Scores for every tested subject rose this year for Hamilton County schools, according to the 2012 Tennessee Report Card.
State officials on Wednesday released the annual report card, which includes data on everything from student disciplinary problems to attendance and standardized test scores.
District-wide results for Hamilton County show moderate to significant improvement in the number of students scoring in the proficient or advanced categories in elementary math, elementary reading/language arts, high school math and high school English. Results show the number of students scoring in the below-basic category is decreasing.
Other findings on this year's state report card include:

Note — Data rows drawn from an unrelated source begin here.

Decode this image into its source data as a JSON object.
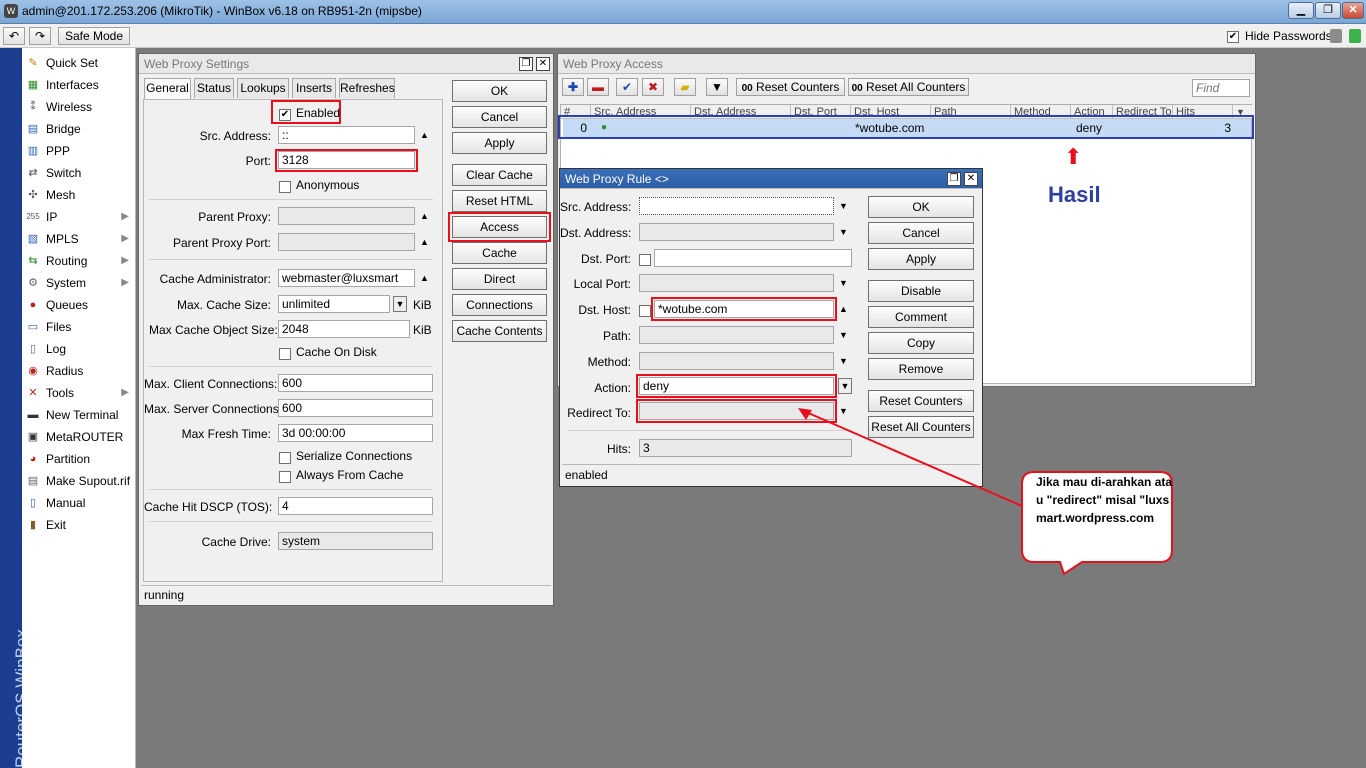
{
  "titlebar": {
    "title": "admin@201.172.253.206 (MikroTik) - WinBox v6.18 on RB951-2n (mipsbe)"
  },
  "toolbar": {
    "safe_mode": "Safe Mode",
    "hide_passwords": "Hide Passwords"
  },
  "sidebar": {
    "brand": "RouterOS WinBox",
    "items": [
      {
        "label": "Quick Set",
        "icon": "quickset-icon"
      },
      {
        "label": "Interfaces",
        "icon": "interfaces-icon"
      },
      {
        "label": "Wireless",
        "icon": "wireless-icon"
      },
      {
        "label": "Bridge",
        "icon": "bridge-icon"
      },
      {
        "label": "PPP",
        "icon": "ppp-icon"
      },
      {
        "label": "Switch",
        "icon": "switch-icon"
      },
      {
        "label": "Mesh",
        "icon": "mesh-icon"
      },
      {
        "label": "IP",
        "icon": "ip-icon"
      },
      {
        "label": "MPLS",
        "icon": "mpls-icon"
      },
      {
        "label": "Routing",
        "icon": "routing-icon"
      },
      {
        "label": "System",
        "icon": "system-icon"
      },
      {
        "label": "Queues",
        "icon": "queues-icon"
      },
      {
        "label": "Files",
        "icon": "files-icon"
      },
      {
        "label": "Log",
        "icon": "log-icon"
      },
      {
        "label": "Radius",
        "icon": "radius-icon"
      },
      {
        "label": "Tools",
        "icon": "tools-icon"
      },
      {
        "label": "New Terminal",
        "icon": "terminal-icon"
      },
      {
        "label": "MetaROUTER",
        "icon": "metarouter-icon"
      },
      {
        "label": "Partition",
        "icon": "partition-icon"
      },
      {
        "label": "Make Supout.rif",
        "icon": "supout-icon"
      },
      {
        "label": "Manual",
        "icon": "manual-icon"
      },
      {
        "label": "Exit",
        "icon": "exit-icon"
      }
    ]
  },
  "proxy_settings": {
    "title": "Web Proxy Settings",
    "tabs": [
      "General",
      "Status",
      "Lookups",
      "Inserts",
      "Refreshes"
    ],
    "enabled_label": "Enabled",
    "src_address_label": "Src. Address:",
    "src_address": "::",
    "port_label": "Port:",
    "port": "3128",
    "anonymous_label": "Anonymous",
    "parent_proxy_label": "Parent Proxy:",
    "parent_proxy_port_label": "Parent Proxy Port:",
    "cache_admin_label": "Cache Administrator:",
    "cache_admin": "webmaster@luxsmart",
    "max_cache_size_label": "Max. Cache Size:",
    "max_cache_size": "unlimited",
    "max_cache_obj_label": "Max Cache Object Size:",
    "max_cache_obj": "2048",
    "unit_kib": "KiB",
    "cache_on_disk_label": "Cache On Disk",
    "max_client_label": "Max. Client Connections:",
    "max_client": "600",
    "max_server_label": "Max. Server Connections:",
    "max_server": "600",
    "max_fresh_label": "Max Fresh Time:",
    "max_fresh": "3d 00:00:00",
    "serialize_label": "Serialize Connections",
    "always_cache_label": "Always From Cache",
    "dscp_label": "Cache Hit DSCP (TOS):",
    "dscp": "4",
    "cache_drive_label": "Cache Drive:",
    "cache_drive": "system",
    "status": "running",
    "buttons": [
      "OK",
      "Cancel",
      "Apply",
      "Clear Cache",
      "Reset HTML",
      "Access",
      "Cache",
      "Direct",
      "Connections",
      "Cache Contents"
    ]
  },
  "proxy_access": {
    "title": "Web Proxy Access",
    "reset_counters": "Reset Counters",
    "reset_all_counters": "Reset All Counters",
    "find_placeholder": "Find",
    "columns": [
      "#",
      "Src. Address",
      "Dst. Address",
      "Dst. Port",
      "Dst. Host",
      "Path",
      "Method",
      "Action",
      "Redirect To",
      "Hits"
    ],
    "rows": [
      {
        "num": "0",
        "src": "",
        "dst": "",
        "dport": "",
        "dhost": "*wotube.com",
        "path": "",
        "method": "",
        "action": "deny",
        "redirect": "",
        "hits": "3"
      }
    ]
  },
  "proxy_rule": {
    "title": "Web Proxy Rule <>",
    "src_address_label": "Src. Address:",
    "dst_address_label": "Dst. Address:",
    "dst_port_label": "Dst. Port:",
    "local_port_label": "Local Port:",
    "dst_host_label": "Dst. Host:",
    "dst_host": "*wotube.com",
    "path_label": "Path:",
    "method_label": "Method:",
    "action_label": "Action:",
    "action": "deny",
    "redirect_label": "Redirect To:",
    "hits_label": "Hits:",
    "hits": "3",
    "status": "enabled",
    "buttons": [
      "OK",
      "Cancel",
      "Apply",
      "Disable",
      "Comment",
      "Copy",
      "Remove",
      "Reset Counters",
      "Reset All Counters"
    ]
  },
  "annotation": {
    "hasil": "Hasil",
    "callout": "Jika mau di-arahkan atau \"redirect\" misal \"luxsmart.wordpress.com"
  },
  "colors": {
    "highlight": "#e8101c",
    "hasil": "#2e3fa3",
    "selection_row": "#c5dbf5"
  }
}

• The county's graduation rate remained relatively steady at 81.2 percent this year, down from last year's 81.7 percent. The 2012 figure is still above the 2010 rate of 80.2 percent, but below the 2012 state average of 87.2 percent.
• Hamilton County improved its value-added grade for math from a C to a B for kindergarten through eighth grade. Reading and science remained at a D and social studies remained at a B. Value-added measures year-over-year growth in student achievement.
• County schools suspended 3,875 students in 2011-12, up from 3,816 the year before. Expulsions remained steady with 236 students expelled in 2011-12, up from 235 in 2010-11.
• The county's average ACT score rose from 18.7 to 18.9. That's still slightly below the state average of 19.2.
The report notes multiple achievement gaps among groups of students in Hamilton County. While the district met a majority of its overall student achievement goals for 2012, it only met three of 16 goals for closing achievement gaps.
"The big issue for us — and we continue to talk about it quite often — is the gap-closure issue," Superintendent Rick Smith said Wednesday. "We really need to improve scores with our minority populations."
Smith said he hadn't yet examined school-by-school data, but overall he's pleased with the district's achievement scores, which measure how students performed on the standardized tests and end-of-course exams. The state gave the county a B in math and social studies and a C on science and reading/language arts for achievement — the same grades it received in 2011.
"Although our grades are the same, our percentages have increased either 1 or 2 percent in each content area," the superintendent said. "So that's an improvement."
Scores improved across the state this year in results that state officials billed as "unprecedented."
Tennessee Education Commissioner Kevin Huffman said the 2012 report card, which includes more data than in previous years, should be a valuable resource for all parents and families. The online tool provides state, district, school and grade-level performance data for all of Tennessee's 136 school districts and 1,784 public schools. It also shows how groups of students performed.
"I think it can be a really empowering thing for parents and community members to know how schools in their area are doing," Huffman said.
The state will also make closing achievement gaps a key focus this year, Huffman said. Tennessee's new accountability system, which replaced No Child Left Behind and Adequate Yearly Progress this year, closely monitors performance gaps among races, poor and non-poor students, special education and regular education students and English as a second language students and those whose first language is English.
Huffman said the state is especially interested in closing the gaps between disabled and non-disabled students. Statewide, students with disabilities performed 18.2 percent lower than students without disabilities on math tests in 2012, the report card shows. In high school English, that gap was 40 percent.
"I think our gaps are larger than they need to be," Huffman said.
Kevin rejoined the Times Free Press in August 2011 as the Southeast Tennessee K-12 education reporter. He worked as an intern in 2009, covering the communities of Signal Mountain, Red Bank, Collegedale and Lookout Mountain, Tenn. A native Kansan, Kevin graduated with bachelor's degrees in journalism and sociology from the University of Kansas. After graduating, he worked as an education reporter in Hutchinson, Kan., for a year before coming back to Chattanooga. Honors include a ...